Giro has launched a new lightweight Aries Spherical helmet to its range, claiming it is the lightest, coolest and most compact helmet ever made with Spherical technology.
The Aries has a host more features than the Aether, which was Giro’s previous benchmark for a premium road racing helmet, and although the Aether was already ranking pretty well, the Aries takes things further. Claiming to offer a five per cent lighter weight, a four per cent reduction in aerodynamic drag and over two per cent better cooling, this helmet is aiming to take performance to another level.
Giro has not neglected safety at the cost of performance gains, though. The brand claims the Aries is now ranked as the number one helmet in reducing head injuries by Virginia Tech, with the university's helmet lab having built a solid reputation for its independent testing of helmets for sport. At the time of writing, the top-rated cycling helmet on the Virginia Tech website is a Specialized Tactic, but we'd expect that to be updated soon to reflect Giro's claims.
"A new high-end road helmet from Giro always is big news, but the Aries Spherical is like nothing before. We’ve been leading helmet science for almost 40 years, and it’s all led up to a helmet that virtually disappears when you start riding yet manages to receive the best score Virginia Tech has ever given in their rankings of which helmets best reduce the risk of injury,” Peter Nicholson, Giro Brand Manager, said.
Like the Aether, the Aries features Giro’s proprietary Mips Spherical technology, which in essence means that the helmet is built of two separate parts that are connected by a ball-and-socket design. The layers, or Progressive Layering, as Giro calls it, means that each layer has a different purpose, with the tougher top layer taking the high-speed impact and the lower nanobead EPS protecting the head from low-energy bumps.
Giro has been using Spherical technology, which it has developed with Mips, on its premium road helmets for years, including the more aero-orientated Eclipse and Helios. An added benefit of the technology is that there is no plastic Mips frame inside, but the multi-directional impact protection is integrated into the helmet itself.
This is a very lightweight helmet, with a size medium tipping the scales at 265g (five per cent lighter than Aether) and as a result, it is best suited for climbing and warmer riding temperatures. Giro has added 24 wind tunnel vents to the lid, creating a very well-ventilated helmet. Inside the helmet, internal channels connect with Aries’ massive front and rear vents, which should create a path for cool air to flow over the rider’s scalp and exit the rear, taking excess heat with it.

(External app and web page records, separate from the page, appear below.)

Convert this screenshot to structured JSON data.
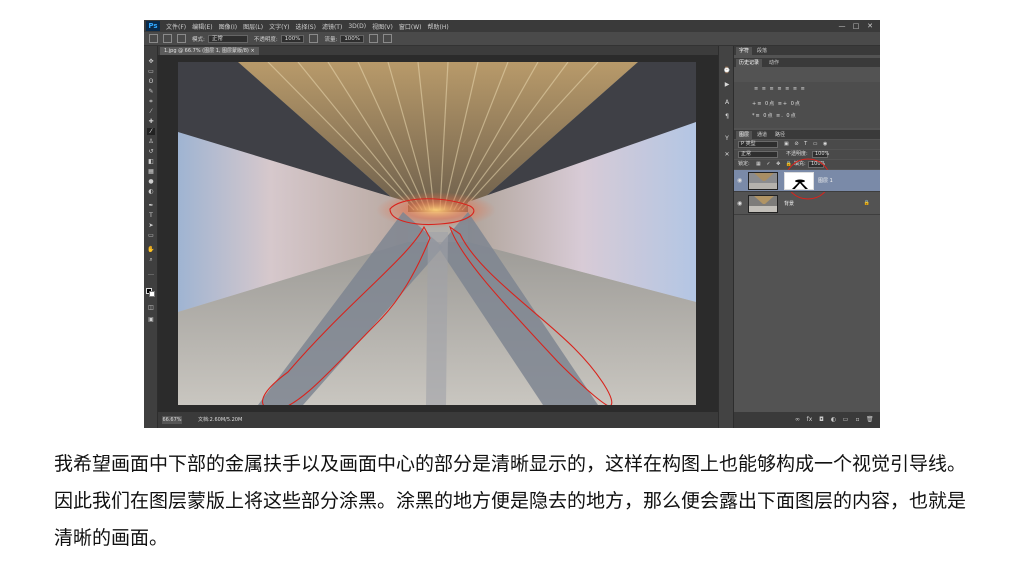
{
  "photoshop": {
    "logo": "Ps",
    "menu": [
      "文件(F)",
      "编辑(E)",
      "图像(I)",
      "图层(L)",
      "文字(Y)",
      "选择(S)",
      "滤镜(T)",
      "3D(D)",
      "视图(V)",
      "窗口(W)",
      "帮助(H)"
    ],
    "window_controls": [
      "—",
      "□",
      "✕"
    ],
    "options_bar": {
      "mode_label": "模式:",
      "mode_value": "正常",
      "opacity_label": "不透明度:",
      "opacity_value": "100%",
      "flow_label": "流量:",
      "flow_value": "100%"
    },
    "document_tab": "1.jpg @ 66.7% (图层 1, 图层蒙版/8) ×",
    "status": {
      "zoom": "66.67%",
      "doc": "文档:2.60M/5.20M"
    },
    "panels": {
      "top_tabs": [
        "字符",
        "段落"
      ],
      "second_tabs": [
        "历史记录",
        "动作"
      ],
      "paragraph_row1": "≡ ≡ ≡ ≡ ≡ ≡ ≡",
      "paragraph_row2": "+≡ 0点   ≡+ 0点",
      "paragraph_row3": "*≡ 0点   ≡. 0点",
      "layers_tabs": [
        "图层",
        "通道",
        "路径"
      ],
      "filter_label": "P 类型",
      "blend_mode": "正常",
      "opacity_label": "不透明度:",
      "opacity_value": "100%",
      "lock_label": "锁定:",
      "fill_label": "填充:",
      "fill_value": "100%",
      "layers": [
        {
          "name": "图层 1",
          "selected": true,
          "has_mask": true
        },
        {
          "name": "背景",
          "selected": false,
          "has_mask": false,
          "locked": true
        }
      ]
    }
  },
  "caption": "我希望画面中下部的金属扶手以及画面中心的部分是清晰显示的，这样在构图上也能够构成一个视觉引导线。因此我们在图层蒙版上将这些部分涂黑。涂黑的地方便是隐去的地方，那么便会露出下面图层的内容，也就是清晰的画面。",
  "colors": {
    "ps_background": "#535353",
    "selected_layer": "#7a8aa8",
    "annotation_red": "#d9231c"
  }
}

The Aries features Giro's AURA II Reinforcement Arch, translucent and shatter-resistant support, which allows the helmet's open design as it reinforces the structure without adding bulk. And finally, if the vents aren't enough to keep your head cool, the brand-new DryCore brow pad should be very effective in keeping the sweat off your eyes and glasses.
The Aries is first and foremost a road racing helmet, worn for example by the women’s world tour Canyon-SRAM team, but it is also preferred by XCO riders such as Swiss Champion Alessandra Keller.

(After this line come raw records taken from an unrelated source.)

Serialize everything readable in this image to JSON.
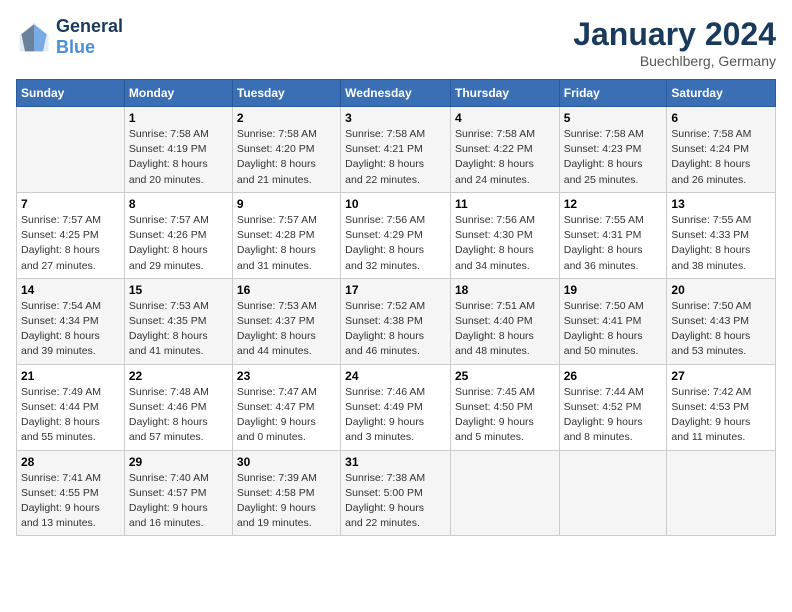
{
  "logo": {
    "line1": "General",
    "line2": "Blue"
  },
  "title": "January 2024",
  "location": "Buechlberg, Germany",
  "days_header": [
    "Sunday",
    "Monday",
    "Tuesday",
    "Wednesday",
    "Thursday",
    "Friday",
    "Saturday"
  ],
  "weeks": [
    [
      {
        "day": "",
        "info": ""
      },
      {
        "day": "1",
        "info": "Sunrise: 7:58 AM\nSunset: 4:19 PM\nDaylight: 8 hours\nand 20 minutes."
      },
      {
        "day": "2",
        "info": "Sunrise: 7:58 AM\nSunset: 4:20 PM\nDaylight: 8 hours\nand 21 minutes."
      },
      {
        "day": "3",
        "info": "Sunrise: 7:58 AM\nSunset: 4:21 PM\nDaylight: 8 hours\nand 22 minutes."
      },
      {
        "day": "4",
        "info": "Sunrise: 7:58 AM\nSunset: 4:22 PM\nDaylight: 8 hours\nand 24 minutes."
      },
      {
        "day": "5",
        "info": "Sunrise: 7:58 AM\nSunset: 4:23 PM\nDaylight: 8 hours\nand 25 minutes."
      },
      {
        "day": "6",
        "info": "Sunrise: 7:58 AM\nSunset: 4:24 PM\nDaylight: 8 hours\nand 26 minutes."
      }
    ],
    [
      {
        "day": "7",
        "info": "Sunrise: 7:57 AM\nSunset: 4:25 PM\nDaylight: 8 hours\nand 27 minutes."
      },
      {
        "day": "8",
        "info": "Sunrise: 7:57 AM\nSunset: 4:26 PM\nDaylight: 8 hours\nand 29 minutes."
      },
      {
        "day": "9",
        "info": "Sunrise: 7:57 AM\nSunset: 4:28 PM\nDaylight: 8 hours\nand 31 minutes."
      },
      {
        "day": "10",
        "info": "Sunrise: 7:56 AM\nSunset: 4:29 PM\nDaylight: 8 hours\nand 32 minutes."
      },
      {
        "day": "11",
        "info": "Sunrise: 7:56 AM\nSunset: 4:30 PM\nDaylight: 8 hours\nand 34 minutes."
      },
      {
        "day": "12",
        "info": "Sunrise: 7:55 AM\nSunset: 4:31 PM\nDaylight: 8 hours\nand 36 minutes."
      },
      {
        "day": "13",
        "info": "Sunrise: 7:55 AM\nSunset: 4:33 PM\nDaylight: 8 hours\nand 38 minutes."
      }
    ],
    [
      {
        "day": "14",
        "info": "Sunrise: 7:54 AM\nSunset: 4:34 PM\nDaylight: 8 hours\nand 39 minutes."
      },
      {
        "day": "15",
        "info": "Sunrise: 7:53 AM\nSunset: 4:35 PM\nDaylight: 8 hours\nand 41 minutes."
      },
      {
        "day": "16",
        "info": "Sunrise: 7:53 AM\nSunset: 4:37 PM\nDaylight: 8 hours\nand 44 minutes."
      },
      {
        "day": "17",
        "info": "Sunrise: 7:52 AM\nSunset: 4:38 PM\nDaylight: 8 hours\nand 46 minutes."
      },
      {
        "day": "18",
        "info": "Sunrise: 7:51 AM\nSunset: 4:40 PM\nDaylight: 8 hours\nand 48 minutes."
      },
      {
        "day": "19",
        "info": "Sunrise: 7:50 AM\nSunset: 4:41 PM\nDaylight: 8 hours\nand 50 minutes."
      },
      {
        "day": "20",
        "info": "Sunrise: 7:50 AM\nSunset: 4:43 PM\nDaylight: 8 hours\nand 53 minutes."
      }
    ],
    [
      {
        "day": "21",
        "info": "Sunrise: 7:49 AM\nSunset: 4:44 PM\nDaylight: 8 hours\nand 55 minutes."
      },
      {
        "day": "22",
        "info": "Sunrise: 7:48 AM\nSunset: 4:46 PM\nDaylight: 8 hours\nand 57 minutes."
      },
      {
        "day": "23",
        "info": "Sunrise: 7:47 AM\nSunset: 4:47 PM\nDaylight: 9 hours\nand 0 minutes."
      },
      {
        "day": "24",
        "info": "Sunrise: 7:46 AM\nSunset: 4:49 PM\nDaylight: 9 hours\nand 3 minutes."
      },
      {
        "day": "25",
        "info": "Sunrise: 7:45 AM\nSunset: 4:50 PM\nDaylight: 9 hours\nand 5 minutes."
      },
      {
        "day": "26",
        "info": "Sunrise: 7:44 AM\nSunset: 4:52 PM\nDaylight: 9 hours\nand 8 minutes."
      },
      {
        "day": "27",
        "info": "Sunrise: 7:42 AM\nSunset: 4:53 PM\nDaylight: 9 hours\nand 11 minutes."
      }
    ],
    [
      {
        "day": "28",
        "info": "Sunrise: 7:41 AM\nSunset: 4:55 PM\nDaylight: 9 hours\nand 13 minutes."
      },
      {
        "day": "29",
        "info": "Sunrise: 7:40 AM\nSunset: 4:57 PM\nDaylight: 9 hours\nand 16 minutes."
      },
      {
        "day": "30",
        "info": "Sunrise: 7:39 AM\nSunset: 4:58 PM\nDaylight: 9 hours\nand 19 minutes."
      },
      {
        "day": "31",
        "info": "Sunrise: 7:38 AM\nSunset: 5:00 PM\nDaylight: 9 hours\nand 22 minutes."
      },
      {
        "day": "",
        "info": ""
      },
      {
        "day": "",
        "info": ""
      },
      {
        "day": "",
        "info": ""
      }
    ]
  ]
}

The Giro Aries Spherical retails for £289.99 / $300 / €320, and is available in six colourways and three sizes (S, M and L).
Suvi joined F-At in 2022, first writing for off-road.cc. She's since joined the tech hub, and contributes to all of the sites covering tech news, features, reviews and women's cycling content. Lover of long-distance cycling, Suvi is easily convinced to join any rides and events that cover over 100km, and ideally, plenty of cake and coffee stops.